Bring Me The Head of Lady Godiva

Bring Me The Head of Lady Godiva

“You test me, husband.  But I will show my true love for you” declared Lady Godiva. 

“I was joking, wife” exclaimed Earl Leofric, “I can cut the tax.”

“I must show you my proper wifely obedience” she answered.  There was a mad look in her eye as she rode out naked on her favourite white mare.

Unwilling to use force – you did not publicly strike or grab a high-ranking Saxon noblewoman – Leofric ran ahead.  Shouted out “my wife is mad, but I shall put out the eyes of any man who gazes upon her.”

All the men and most of the women duly turned away.  Not that many had much wish to do otherwise, with this fat middle-aged and pious woman.

But then the Benedictine monks took a hand.  Installed by Leofric and Godiva several years back, they showed intelligent gratitude.  They chanted prayers, and threw in front of the horse a series of cups of pure water from a rain-butt.  Evil could not cross running water, it was said.  Or at least not easily, or in daylight.

They had it right.  The ‘horse’ instantly became a centaur. A female centaur with shameless breasts displayed, and nothing to cover her immodest rear end.

Lady Godiva slid off, looking dazed.  A nearby woman instantly took off her own cloak and wrapped her in it.

The centaur scowled at the monks.  “I serve no devil, your Christian fantasy.  I could have brought back the goddess.  I almost had the key.  I just had to make the proper circuit, which you block.

“Her true name is Godgyfu, ‘Gift of God’, and it is also mine.  But she has forgotten what it once meant.

She did nothing except yield to my spell.  My bargain was with your little lion-lord.  He offered me possession of his wife’s head, if I would make her love him and obey. 

“I never promised she would do this in a sane manner.”

The creature turned to green smoke, and vanished. 

No one was actually blinded.  But none dared speak of these terrifying events, save a monk who wrote it down in Greek to ease his own mind.  A story published long after these displaced Saxon nobles were almost forgotten.

Copyright ©Gwydion M. Williams


The real story of Godiva and her relatives would be as good as anything in Game of Thrones or The Last Kingdom.  Leofic Earl of Mercia died in 1057.  Their son Ælfgar Earl of Mercia was sometimes a rival to the Godwinsons.  He married a sister of Edwin and Morcar, and died in 1060.  Their daughter Ealdgyth – Godiva’s granddaughter – was first the wife of a Welsh king, and then of Harold Godwinson.  Her probable son by Harold became an exile, and their fate is unknown.  Edwin and Morcar were probably not trusted by King Harold, which may be a reason he rushed to the fatal Battle of Hastings.  Both managed for a time to work with King William, but came to bad ends.

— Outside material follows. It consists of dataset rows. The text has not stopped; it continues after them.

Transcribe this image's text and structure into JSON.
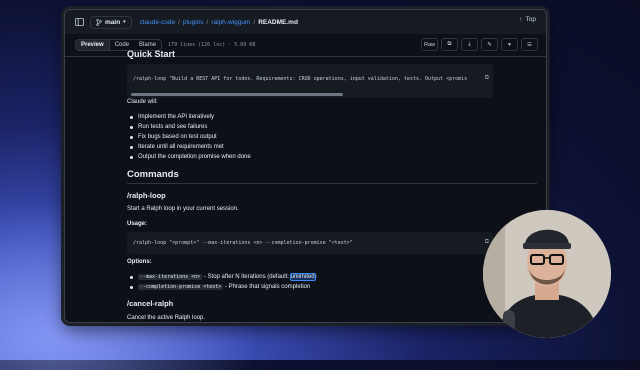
{
  "topbar": {
    "branch": "main",
    "crumbs": [
      "claude-code",
      "plugins",
      "ralph-wiggum"
    ],
    "file": "README.md",
    "top_label": "Top"
  },
  "filebar": {
    "tabs": [
      "Preview",
      "Code",
      "Blame"
    ],
    "meta": "179 lines (126 loc) · 5.09 KB",
    "raw": "Raw"
  },
  "doc": {
    "section_title": "Quick Start",
    "quick_cmd": "/ralph-loop \"Build a REST API for todos. Requirements: CRUD operations, input validation, tests. Output <promise>COM",
    "claude_will": "Claude will:",
    "steps": [
      "Implement the API iteratively",
      "Run tests and see failures",
      "Fix bugs based on test output",
      "Iterate until all requirements met",
      "Output the completion promise when done"
    ],
    "commands_title": "Commands",
    "loop_title": "/ralph-loop",
    "loop_desc": "Start a Ralph loop in your current session.",
    "usage_label": "Usage:",
    "usage_cmd": "/ralph-loop \"<prompt>\" --max-iterations <n> --completion-promise \"<text>\"",
    "options_label": "Options:",
    "opt1_code": "--max-iterations <n>",
    "opt1_text": " - Stop after N iterations (default: ",
    "opt1_hl": "unlimited",
    "opt1_end": ")",
    "opt2_code": "--completion-promise <text>",
    "opt2_text": " - Phrase that signals completion",
    "cancel_title": "/cancel-ralph",
    "cancel_desc": "Cancel the active Ralph loop."
  },
  "colors": {
    "accent": "#4493f8",
    "bg": "#0d1117",
    "text": "#e6edf3"
  }
}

Alfred Duggan’s excellent historic novel The Cunning of the Dove assumes continuing rivalry, and presents Harold’s marriage to Ealdgyth Ælfgar’s daughter as almost a rape.  I don’t think he mentions Godiva.  She is listed in the Doomsday Book as one of the few surviving Saxon large landholders.  But by 1086 her lands are held by others.  Little more is known of her age and fate, or of her other children – she had nine.

The real Leofric and Godiva founded a Benedictine monastery in 1043.  Leofric means Beloved Ruler, but could be taken as Leo for lion.

Stories about her naked ride begin in the 13th century, and are obviously fiction.  The source is the Flores Historiarum (Flowers of History); two different (though related) Latin chronicles by medieval English historians.  They were associated with the Abbey of St Albans.

The Wikipedia entry includes the suggestion that she rode as a penitent in just a simple white shift, equivalent to underwear.  That folk stories elaborated this until it became nudity.  Possible.  But it may have been invented completely by a monk who was theoretically denied normal sexual outlets.  Lots of them had lots of sexual guilt, and medieval pictures of hell are full of lewd unhealthy imagery.

I took the title, but nothing else, from a 1974 film called Bring Me the Head of Alfredo Garcia.  And from a jest in the London magazine Time Out that did a pseudo-review called Bring Me the Head of Linda Lovelace.  That was before the lady came forward with claims she had been forced into most of what she’d been famous for.